Guest blog by Andy, the hottest new chef in Cardiff.
- Take one new dad-to-be.
- Add a dash of culinary incompetence and a pinch of kitchen calamity.
- Simmer for nine months.
- Stir in one new mother / nutritionist in training and a newly formed little person.
- Mix until all ingredients come to the boil.
- Serve with a side order of takeaway…
When Ffion Crisp arrived at her new home on Wednesday 9th September, two days after her fairly dramatic birth, the food chain in my household was forever altered. With her mother dedicated to ensuring that the baby was eating enough, it came down to me to step up to the (gas)mark when it came to feeding the adults. Given that my kitchen skills are, at best, questionable I needed a fair bit of help to a) ensure we didn’t die of starvation; b) ensure we didn’t die of food poisoning and c) ensure I didn’t die at the hands of my hangry wife.
My original shopping list, which included items of questionable nutritional value such as a giant box of Coco Pops, loads of fish fingers and a massive bag of oven chips, was swiftly dismissed by my wife. Apparently “Nutritionists-in-training shouldn’t be eating spaghetti hoops every day” – who knew? The fruit and veg levels within our shop would need to increase dramatically, in line with my trepidation as to how I was going to pull this off.
Luckily Ocado had my back, with my sleep deprived eyes unable to believe themselves when I stumbled across the dedicated New Parents shop. The healthy and convenient choices made cooking seem a little less daunting, and ensured that a wife who was going through the physical and emotional wringer would still be able to enjoy a proper meal despite her feckless husband.
It was a challenge not to get too trigger happy, and remain focused on some basic rules that I had set myself:
- Try to create a rounded meal plan – protein and carbs in every meal to ensure that breastfeeding is delivering the really good stuff
- Mix things up a bit – chicken and veg every evening won’t win me many admirers
- Avoid anything too processed – quite a challenge since the more processed usually means the more idiot proof
- Make sure there are some items which can be eaten cold – watching each meal go cold as you try to shush a crying baby could be very dispiriting
- Finger food is your friend – table manners can be excused when juggling a baby and a dinner plate
It’s fair to say we were lulled into a false sense of security on day one, when a sleeping baby meant that we were able to enjoy Thai Green Curry for two at the dinner table.

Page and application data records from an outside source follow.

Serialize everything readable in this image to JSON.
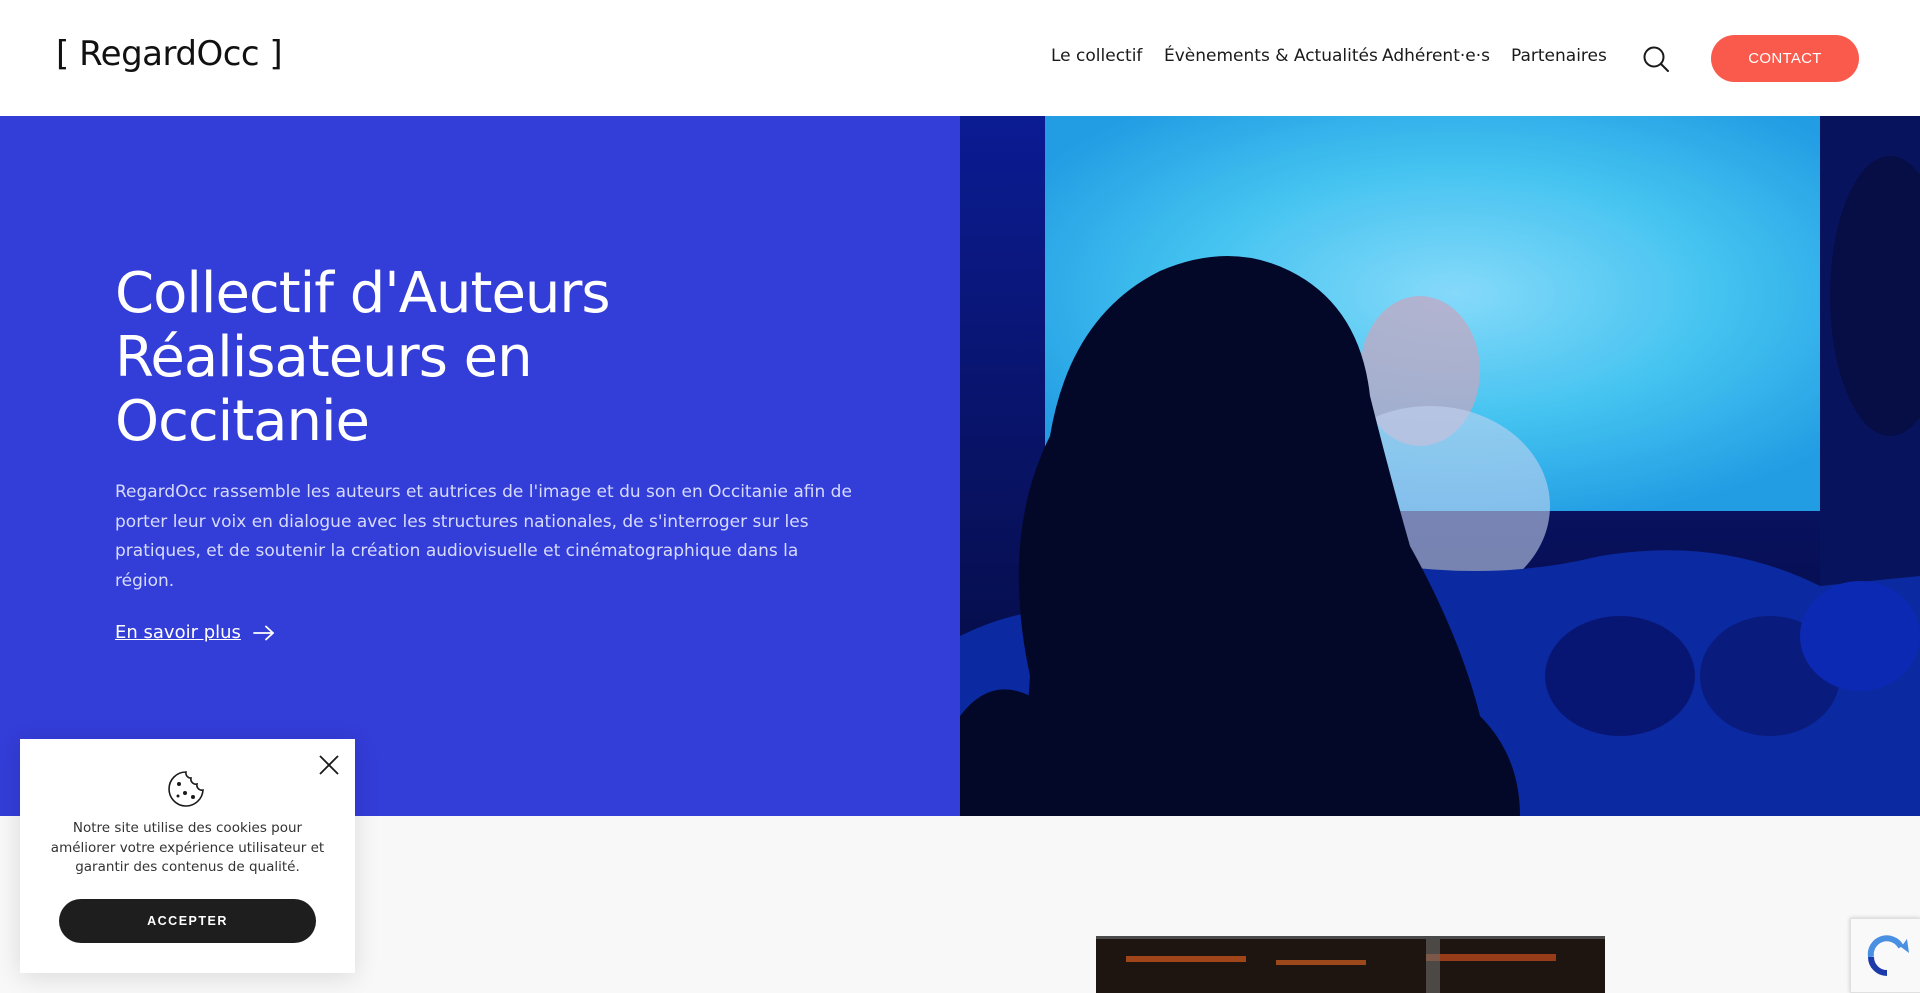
{
  "header": {
    "logo": "[ RegardOcc ]",
    "nav": [
      {
        "label": "Le collectif"
      },
      {
        "label": "Évènements & Actualités"
      },
      {
        "label": "Adhérent·e·s"
      },
      {
        "label": "Partenaires"
      }
    ],
    "contact_label": "CONTACT"
  },
  "hero": {
    "title": "Collectif d'Auteurs Réalisateurs en Occitanie",
    "description": "RegardOcc rassemble les auteurs et autrices de l'image et du son en Occitanie afin de porter leur voix en dialogue avec les structures nationales, de s'interroger sur les pratiques, et de soutenir la création audiovisuelle et cinématographique dans la région.",
    "link_label": "En savoir plus"
  },
  "cookie": {
    "text": "Notre site utilise des cookies pour améliorer votre expérience utilisateur et garantir des contenus de qualité.",
    "accept_label": "ACCEPTER"
  },
  "colors": {
    "hero_blue": "#333dd8",
    "contact_coral": "#fa5a4b",
    "cookie_button": "#1e1e1e"
  },
  "icons": [
    "search-icon",
    "arrow-right-icon",
    "close-icon",
    "cookie-icon",
    "recaptcha-icon"
  ]
}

I managed to follow the simple instructions and knock together something half decent. Compliment number one logged, I realised that this parenting lark was going to be easy.
That would prove to be something of a false dawn, as the next few weeks saw Ffion wearing a whole lot more than the lovely baby clothes we had bought her. The yawning chasm that seemed to have developed between mummy’s dinner plate and her mouth, filled by a feeding baby, was making the transition of food tricky. We had tomatoes on her nose, water on her head (didn’t even flinch so transfixed was she by my wife’s breast!) and more spilled porridge than a throw down at the Three Bears’ house.
Yet I continued to churn out the culinary hits regardless of how they were being received, like Cliff Richard at Christmas-time. Other highlights included scrambled eggs with salmon and rocket; spinach, feta and red pepper quiche with salad and, my personal favourite, chicken in white wine sauce with some roasted vegetables (god bless you Charlie Bigham, whoever you are!).
No matter how tired we both were for that first few weeks I was mindful that Ruth needed to keep eating to keep her strength up. Whilst she was force-feeding Ffion, I was doing pretty much the same for her. I was really pleasantly surprised by how quick and easy cooking could be when you set your mind to it and were a bit organised. We’d included a fruit, veg and salad box in our order, and the contents lent themselves to many different meals. The sweet potatoes, aubergine, peppers and courgette made for a huge tray of roasted veg which did us well for a fair few meals, whilst the inclusion of a pineapple made for a bit of comedy given how we could have done with a load of them when we needed to kick off the overdue labour merely days earlier!
Ffion is now three weeks old and we’ve all made it along okay so far. Her mum has done a brilliant job of keeping her fed (aided wonderfully by me as her water-boy/pram pusher/driver/shopper) whilst my attempts in the kitchen have served us pretty well. Don’t get me wrong, I certainly won’t be suggesting that I take over the family catering but I wouldn’t be averse to making Dad’s Dinners a more regular occurrence.
I just need to design the perfectly accurate food catapult first…
Special thanks to the team at Ocado who kindly stocked our fridge with all the ingredients for Dad’s Dinners during these early weeks.